Task statement: For each line in the data below that holds "amount", return a copy.

___ Dataset ___

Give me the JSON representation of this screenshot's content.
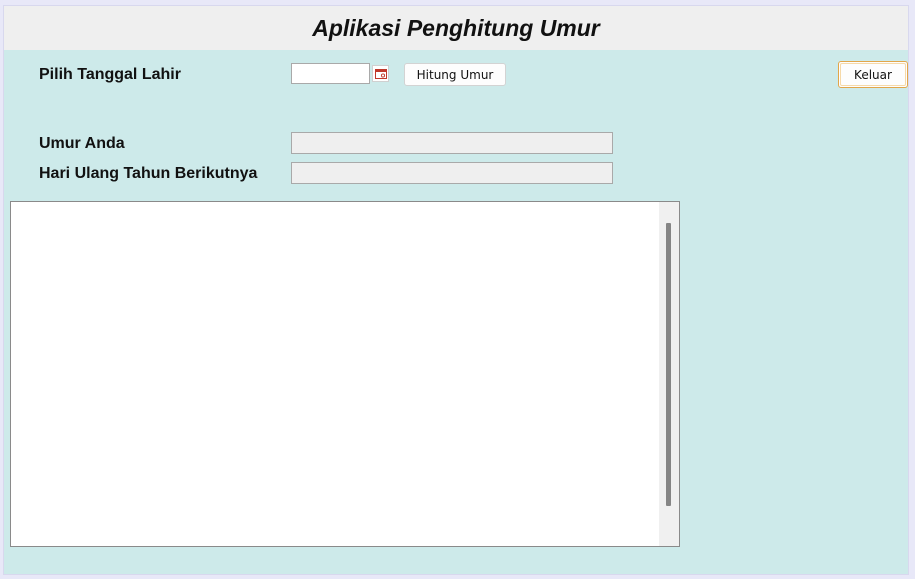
{
  "app": {
    "title": "Aplikasi Penghitung Umur"
  },
  "form": {
    "birthdate_label": "Pilih Tanggal Lahir",
    "birthdate_value": "",
    "calculate_button": "Hitung Umur",
    "exit_button": "Keluar",
    "age_label": "Umur Anda",
    "age_value": "",
    "next_birthday_label": "Hari Ulang Tahun Berikutnya",
    "next_birthday_value": ""
  },
  "output": {
    "text": ""
  },
  "icons": {
    "calendar": "calendar-icon"
  },
  "colors": {
    "panel_background": "#cdeaea",
    "title_background": "#efefef",
    "exit_button_border": "#e2a64a",
    "calendar_icon": "#c0392b"
  }
}
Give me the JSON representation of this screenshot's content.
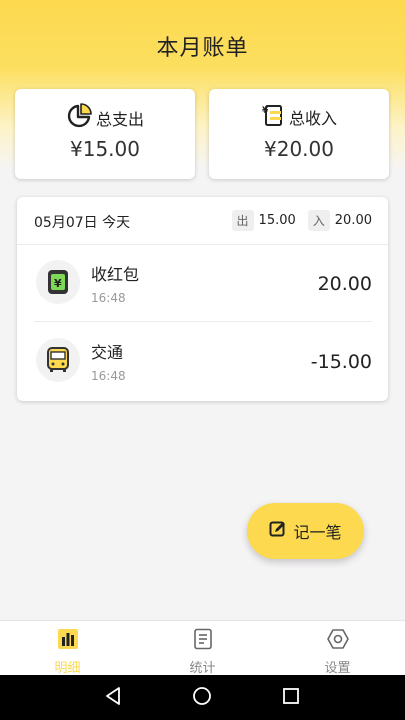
{
  "header": {
    "title": "本月账单"
  },
  "summary": {
    "expense": {
      "label": "总支出",
      "amount": "¥15.00",
      "icon": "pie-chart-icon"
    },
    "income": {
      "label": "总收入",
      "amount": "¥20.00",
      "icon": "ledger-yen-icon"
    }
  },
  "day": {
    "date": "05月07日 今天",
    "out_tag": "出",
    "out_total": "15.00",
    "in_tag": "入",
    "in_total": "20.00",
    "transactions": [
      {
        "name": "收红包",
        "time": "16:48",
        "amount": "20.00",
        "icon": "red-envelope-icon"
      },
      {
        "name": "交通",
        "time": "16:48",
        "amount": "-15.00",
        "icon": "bus-icon"
      }
    ]
  },
  "fab": {
    "label": "记一笔",
    "icon": "edit-icon"
  },
  "tabs": [
    {
      "label": "明细",
      "icon": "bar-chart-icon",
      "active": true
    },
    {
      "label": "统计",
      "icon": "document-icon",
      "active": false
    },
    {
      "label": "设置",
      "icon": "settings-icon",
      "active": false
    }
  ],
  "colors": {
    "accent": "#fcd94e",
    "background": "#f5f4f5",
    "card": "#ffffff"
  }
}
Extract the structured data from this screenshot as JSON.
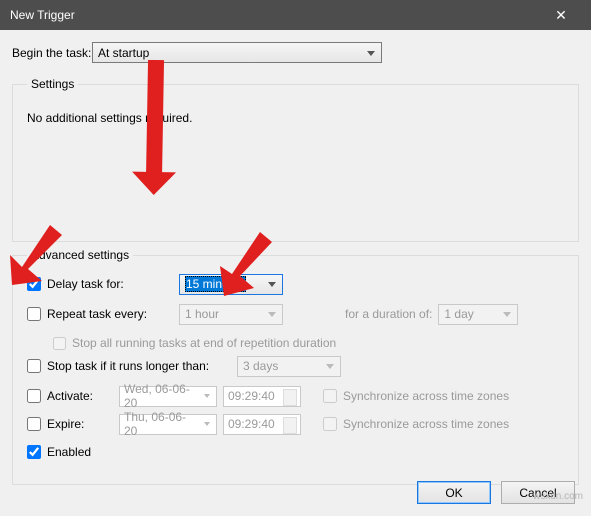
{
  "titlebar": {
    "title": "New Trigger"
  },
  "begin": {
    "label": "Begin the task:",
    "value": "At startup"
  },
  "settings_group": {
    "legend": "Settings",
    "text": "No additional settings required."
  },
  "advanced": {
    "legend": "Advanced settings",
    "delay": {
      "checked": true,
      "label": "Delay task for:",
      "value": "15 minutes"
    },
    "repeat": {
      "checked": false,
      "label": "Repeat task every:",
      "value": "1 hour",
      "duration_label": "for a duration of:",
      "duration_value": "1 day"
    },
    "stop_all": {
      "checked": false,
      "label": "Stop all running tasks at end of repetition duration"
    },
    "stop_longer": {
      "checked": false,
      "label": "Stop task if it runs longer than:",
      "value": "3 days"
    },
    "activate": {
      "checked": false,
      "label": "Activate:",
      "date": "Wed, 06-06-20",
      "time": "09:29:40",
      "sync": "Synchronize across time zones"
    },
    "expire": {
      "checked": false,
      "label": "Expire:",
      "date": "Thu, 06-06-20",
      "time": "09:29:40",
      "sync": "Synchronize across time zones"
    },
    "enabled": {
      "checked": true,
      "label": "Enabled"
    }
  },
  "buttons": {
    "ok": "OK",
    "cancel": "Cancel"
  },
  "watermark": "wsxdn.com"
}
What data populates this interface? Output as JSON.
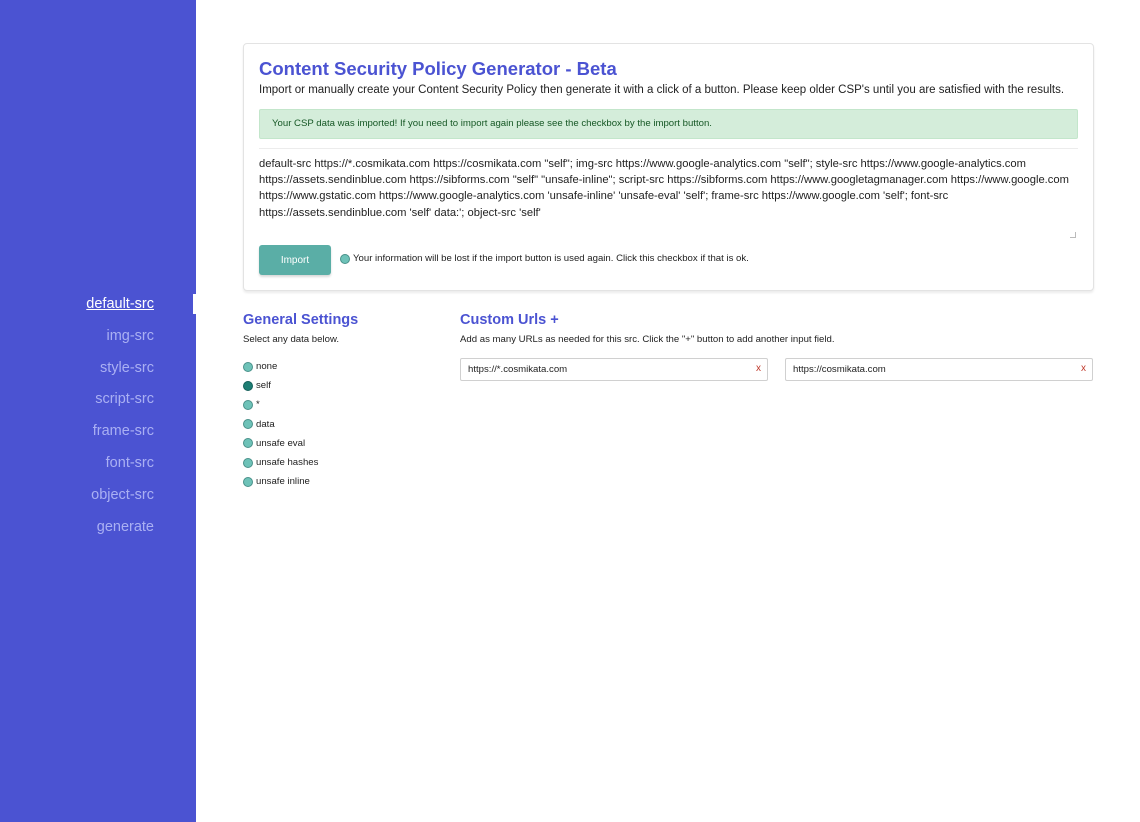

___

Response to this exercise:
      "amount": "¥15.00",
      "amount": "¥20.00",
        "amount": "20.00",
        "amount": "-15.00",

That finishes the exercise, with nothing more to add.